BERKELEY, Calif. – Northern California authorities are bracing for politically charged protests in the coming weeks amid growing concerns of violence after the recent events in Charlottesville, Virginia.
The University of California, Berkeley's new chancellor said Tuesday that campus authorities were determined to protect free speech and public safety during a rally near campus scheduled at the end of the month and a proposed event next month.
In San Francisco, Mayor Ed Lee on Tuesday took a tougher stance, calling for the cancellation of an Aug. 26 rally organized by a group called Patriot Prayer, which supports President Donald Trump. The National Park Service gave the organization permission last week to hold a three-hour rally in a federal park along the bay within San Francisco.
San Francisco's mayor said he is concerned the rally will attract hate speech and potential violence.
"We are not welcoming this group into San Francisco to promote hate," Lee said. Lee asked that a number of unspecified conditions be placed on Patriot Prayer if the federal agency doesn't revoke its permit.
One of the featured speakers at Patriot Prayer's San Francisco rally is Kyle Chapman, who was arrested after a video camera allegedly captured him hitting an anti-fascist over the head with a billy club during a chaotic March 4 demonstration in Berkeley. Chapman describes himself in social media as a "proud American nationalist" and "ardent Trump supporter."
National Park Service spokeswoman Sonja Hanson didn't return inquiries Tuesday. On Monday, she the agency was required to give Patriot Prayer a "1st Amendment" permit and to deny it permission would violate its free speech rights.
The Southern Poverty Law Center said the Portland, Oregon-based group aims to provoke left-wing organizations into vociferous — and even violent — reaction to its rallies. A Patriot Prayer rally in Seattle in Sunday attracted a counter protest but no violence. Violence has occurred, however, at previous Patriot Prayer rallies.
In Berkeley, violent protests and clashes between pro-Trump and anti-Trump groups have erupted in city streets near the campus, most recently in April when a bloody brawl broke out in downtown Berkeley.
Newly appointed university chancellor Carol Christ's first news conference was dominated by security questions.
"We have not only an obligation to protect free speech but an obligation to keep our community safe," Christ said. "I've been working extensively with the police to plan for any disruptions that might occur."
Christ said the university is preparing for a rally scheduled for Aug. 27 near campus and a still-to-be confirmed speaking event by former Breitbart editor Ben Shapiro, who was invited by the university's College Republicans to speak Sept. 14,.
Christ declined to discuss security details, but she said she is "''putting an enormous emphasis on security and safety" and working closely with campus police, the city and mayor of Berkeley.

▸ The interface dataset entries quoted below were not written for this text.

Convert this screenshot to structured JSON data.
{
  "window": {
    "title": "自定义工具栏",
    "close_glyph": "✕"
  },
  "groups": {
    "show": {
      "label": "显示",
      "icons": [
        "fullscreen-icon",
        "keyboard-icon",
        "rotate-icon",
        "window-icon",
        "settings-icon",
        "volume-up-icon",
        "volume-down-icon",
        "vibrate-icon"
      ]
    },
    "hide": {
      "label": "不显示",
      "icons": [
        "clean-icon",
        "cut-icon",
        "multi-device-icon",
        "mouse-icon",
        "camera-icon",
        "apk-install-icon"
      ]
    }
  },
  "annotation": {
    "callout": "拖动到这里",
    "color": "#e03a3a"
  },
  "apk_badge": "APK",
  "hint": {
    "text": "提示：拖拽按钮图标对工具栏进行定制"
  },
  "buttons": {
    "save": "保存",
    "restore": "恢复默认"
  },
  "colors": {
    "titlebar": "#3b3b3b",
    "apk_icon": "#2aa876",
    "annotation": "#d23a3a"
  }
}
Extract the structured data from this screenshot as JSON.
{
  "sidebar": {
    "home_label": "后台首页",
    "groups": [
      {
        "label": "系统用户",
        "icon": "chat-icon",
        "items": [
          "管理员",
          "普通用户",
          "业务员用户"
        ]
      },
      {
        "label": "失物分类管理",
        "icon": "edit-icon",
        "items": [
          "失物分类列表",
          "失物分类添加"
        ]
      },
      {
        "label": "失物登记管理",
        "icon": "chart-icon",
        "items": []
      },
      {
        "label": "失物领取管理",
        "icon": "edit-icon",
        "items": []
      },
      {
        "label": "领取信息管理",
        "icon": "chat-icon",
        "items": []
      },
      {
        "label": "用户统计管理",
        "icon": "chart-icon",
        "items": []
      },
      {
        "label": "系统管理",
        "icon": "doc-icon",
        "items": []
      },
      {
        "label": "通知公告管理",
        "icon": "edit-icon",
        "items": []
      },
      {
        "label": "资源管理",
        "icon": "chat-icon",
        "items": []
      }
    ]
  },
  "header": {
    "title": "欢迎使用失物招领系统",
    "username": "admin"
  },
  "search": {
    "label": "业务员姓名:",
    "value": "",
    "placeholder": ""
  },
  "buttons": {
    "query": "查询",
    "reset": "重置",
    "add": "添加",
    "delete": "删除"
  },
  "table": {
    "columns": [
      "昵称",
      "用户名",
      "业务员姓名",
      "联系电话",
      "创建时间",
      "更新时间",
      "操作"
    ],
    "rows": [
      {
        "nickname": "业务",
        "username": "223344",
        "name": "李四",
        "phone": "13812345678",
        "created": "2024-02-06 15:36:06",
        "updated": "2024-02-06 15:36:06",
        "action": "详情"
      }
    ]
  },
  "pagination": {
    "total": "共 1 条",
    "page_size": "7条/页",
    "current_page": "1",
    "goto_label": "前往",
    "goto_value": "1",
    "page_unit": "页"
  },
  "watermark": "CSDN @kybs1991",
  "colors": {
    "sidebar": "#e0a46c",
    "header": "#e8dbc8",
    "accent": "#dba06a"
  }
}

An event featuring Milo Yiannopoulos at Berkeley, also planned by the campus Republicans, was called off after protests over his views on race and transgender people turned violent.
Christ said that Shapiro would be allowed to speak at Zellerbach Auditorium. The venue seats about 2,000 people, but officials said the audience size for the event has not yet been determined. Christ said the university is determined for the event to happen, despite concerns about violent protests.
Ahead of the possible speaking event, she said the university is planning a variety of events focusing on free speech in hopes of getting the opposing political sides to speak constructively rather than violently protest.
It remained unclear if the event would go ahead. Berkeley College Republicans Vice President Naweed Tahmas said the group could not afford the university's proposed security costs for the venue.
Elias reported from San Francisco.